I'm using meteor to get something done and I needed to implement "likes" as in
something you can click to "like" something and then that thing can display a
number of likes.
There's a package that helps with this in meteor. It's called "socialize likeable" and it seems fine. The code is not too big. I skimmed the code to see what it
was doing. Before that I had thought about different ways to implement such a
feature and from reading that code helped inform my own ideas about the what
was probably the right way to do things. It was doing it that way so I go to
which if I understand correctly and a very interesting point of view which in
one way could be summed up as "write more code and less libraries". Yea I know
that sounds controversial. Watch the video and see what you think.
If I tried to summarize here's what I took away:
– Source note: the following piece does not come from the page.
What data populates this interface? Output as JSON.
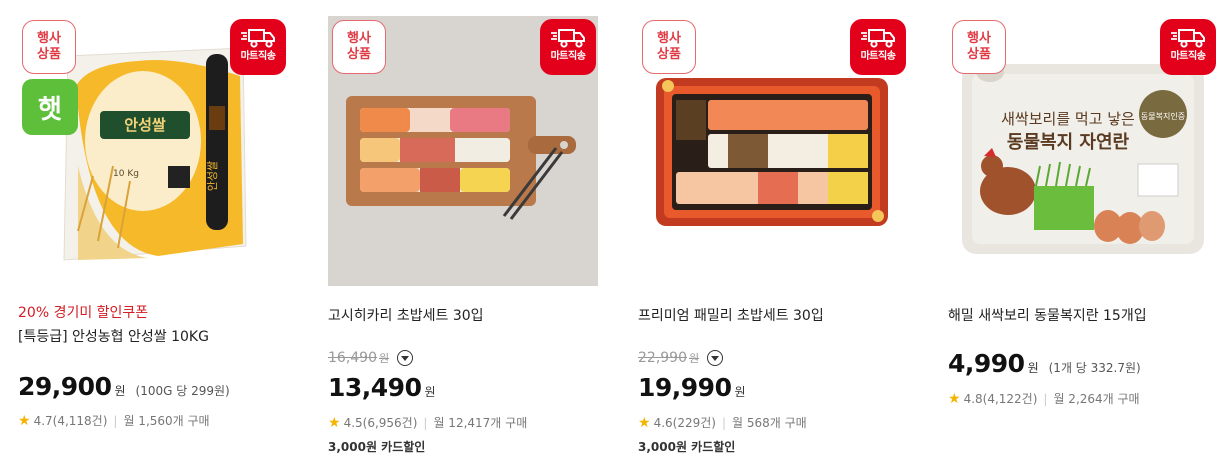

It seems like writing libraries is a good thing. It makes your code smaller. It
makes it easier to read. It makes it possible edit the library and affect lots
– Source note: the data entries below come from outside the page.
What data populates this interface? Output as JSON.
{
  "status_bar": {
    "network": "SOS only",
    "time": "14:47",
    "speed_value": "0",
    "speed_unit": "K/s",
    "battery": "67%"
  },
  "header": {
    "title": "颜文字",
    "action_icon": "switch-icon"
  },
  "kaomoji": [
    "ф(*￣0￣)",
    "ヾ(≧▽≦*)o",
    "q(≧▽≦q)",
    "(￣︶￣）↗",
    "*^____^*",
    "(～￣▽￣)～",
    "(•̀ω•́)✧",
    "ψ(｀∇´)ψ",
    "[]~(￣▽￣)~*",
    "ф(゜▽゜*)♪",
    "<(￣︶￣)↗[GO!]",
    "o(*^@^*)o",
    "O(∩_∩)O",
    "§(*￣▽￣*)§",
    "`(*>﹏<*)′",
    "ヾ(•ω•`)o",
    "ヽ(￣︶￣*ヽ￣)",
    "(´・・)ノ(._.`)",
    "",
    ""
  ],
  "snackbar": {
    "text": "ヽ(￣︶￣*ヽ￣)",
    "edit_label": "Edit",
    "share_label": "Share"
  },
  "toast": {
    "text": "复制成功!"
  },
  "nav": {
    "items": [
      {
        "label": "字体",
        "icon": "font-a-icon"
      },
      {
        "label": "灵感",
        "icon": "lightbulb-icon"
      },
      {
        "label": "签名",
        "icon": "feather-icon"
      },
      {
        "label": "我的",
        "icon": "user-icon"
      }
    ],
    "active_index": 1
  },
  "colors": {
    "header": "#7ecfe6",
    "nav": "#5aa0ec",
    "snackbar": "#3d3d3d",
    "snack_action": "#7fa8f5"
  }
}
stuff. The problem is, especially if you're a company like Facebook with
thousands of programmers working on the same code base is that there's no way
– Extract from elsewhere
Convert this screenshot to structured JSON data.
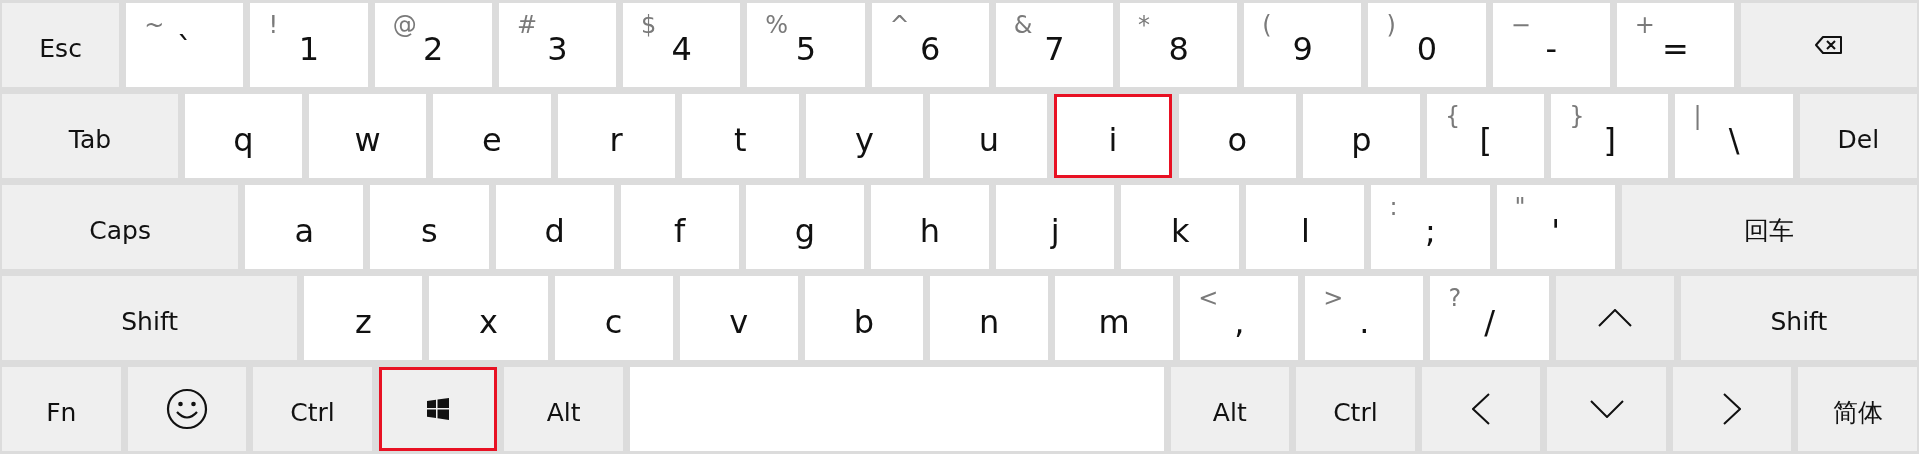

to organize all the libraries. Everyone is going to write their own libraries.
That means someone using their code has to first go learn their libraries.
Whereas, if you had just written the code instead of using a library and you
had use common patterns to write your code then the code would be
understandable by others quicker.
Now, he wasn't saying write zero libraries. What he was saying though is make
sure your library is solving a problem and not adding more problems. He gave
some examples, one being AngluarJS which I haven't used but it is/was all the
rage for web dev for the last 2−3 years. He claims that while it solves
some big issues and therefore solves lots of bugs it also is a very complex api
with a very large number of functions and that complexity in his opinion
outweighs the benefits. In other words it's a net negative.
I have a feeling I'm not going a good job of summarizing his POV.
had is don't make custom libraries when there is a standard that would solve
it. Write a polyfill (in other words write a library that implements the
standard for browsers that don't yet support it). That way your code will
follow the standard which eventually everyone will know vs custom library
#749 that only you know.
Anyway I'm not sure how much I agree with this idea. I think it totally makes
sense for Facebook and possibly for Google and other giant teams. But, I wonder
if the same is true of a small team or a team of 1. Maybe it does. Or maybe at
least thinking about "is this library going to add more problems than it solves
in the long run" before writing one.
Not that anyone reads this website I only update 3 times a year now but before
saying that after using it for many years there's things I've come to love that
I now can't stand when I'm not in it. Example include
(*) no setup
Every device has a browser.
(*) useful apis that just work across platforms
including canvas, webgl, audio api, camera access, gps, etc
Think about what I've have to do in C++ to get a cross platform canvas2d like
API. I'd probably have to build Skia which is like a gazillion lines of code.
I'd have to figure out what bazillion options to pass it etc, watch it compile
for 10−15−20 mins and hope no obscure errors pop out.
What a stupid scripting language. I haven't used it but it's a scripting
language and scripting languages suck. It's not useful for anything other than
form validation. Who cares. I'll never use it except maybe to make a form not
double submit on my personal website.
Stage #2: Time T = 0:
language sucks. What the fuck is up with those global variables. What do you
mean braces don't define scope. Well at least I found some stupid way to make
classes and inheritance work.
Stage #3: Time T = +3-5 years:
interesting. All this async stuff happening for free. And all these APIs that
just work. I can put something on the screen without needing 14 libraries and
spending a week trying to figure out how to get a window to appear. I don't
have to figure out how to render fonts on 7 different platforms in 17
languages. I can download images, draw stuff in canvas and WebGL, play audio,
access the camera and mic and with very minor hiccups it just works. I get
immediate feedback, just refresh. Stuff can be styled by my designers without
my having to write tons of code and when I want to show someone I just send
them a link. This is pretty awesome.
Stage #4: Time T = +5 years:
I'm going to do some C/C++ programming again. Ugh! WFT this stuff no longer
compiles! Why doesn't this project load in my IDE anymore. They must have
changed the format. DAMMIT why doesn't libglfobar link? Ugh! What? I've got to
write 200 lines of meta−templating code just to make generic callbacks?
Fuck! Why is this so tedious! Oh you want to check it out? Sorry I don't have
access to a Mac to compile it for you. Sorry. Fuck I hate C/C++!
I wrote an article for webglfundamentals.org called less code more fun. WebGL is a verbose language and I wanted to explain at least one way write
some functions to make it less verbose. After that I wrote an article about drawing multiple things. The combination of those 2 lead me to think I really should turn those
concepts into their own library. The result is TWGL.js.
As a C/C++ programmer I rarely looked for libraries unless it was larger
project. For example, I needed to read a BMP file or a TGA file it's like
literally less than 100 lines of code. Look up the format, write a little code,
done. On the other hand if I needed to load a JPG file or PNG file those
formats are far more complicated and so I'd end up finding a library.
check for a library. This ends up often feeling like a waste of time.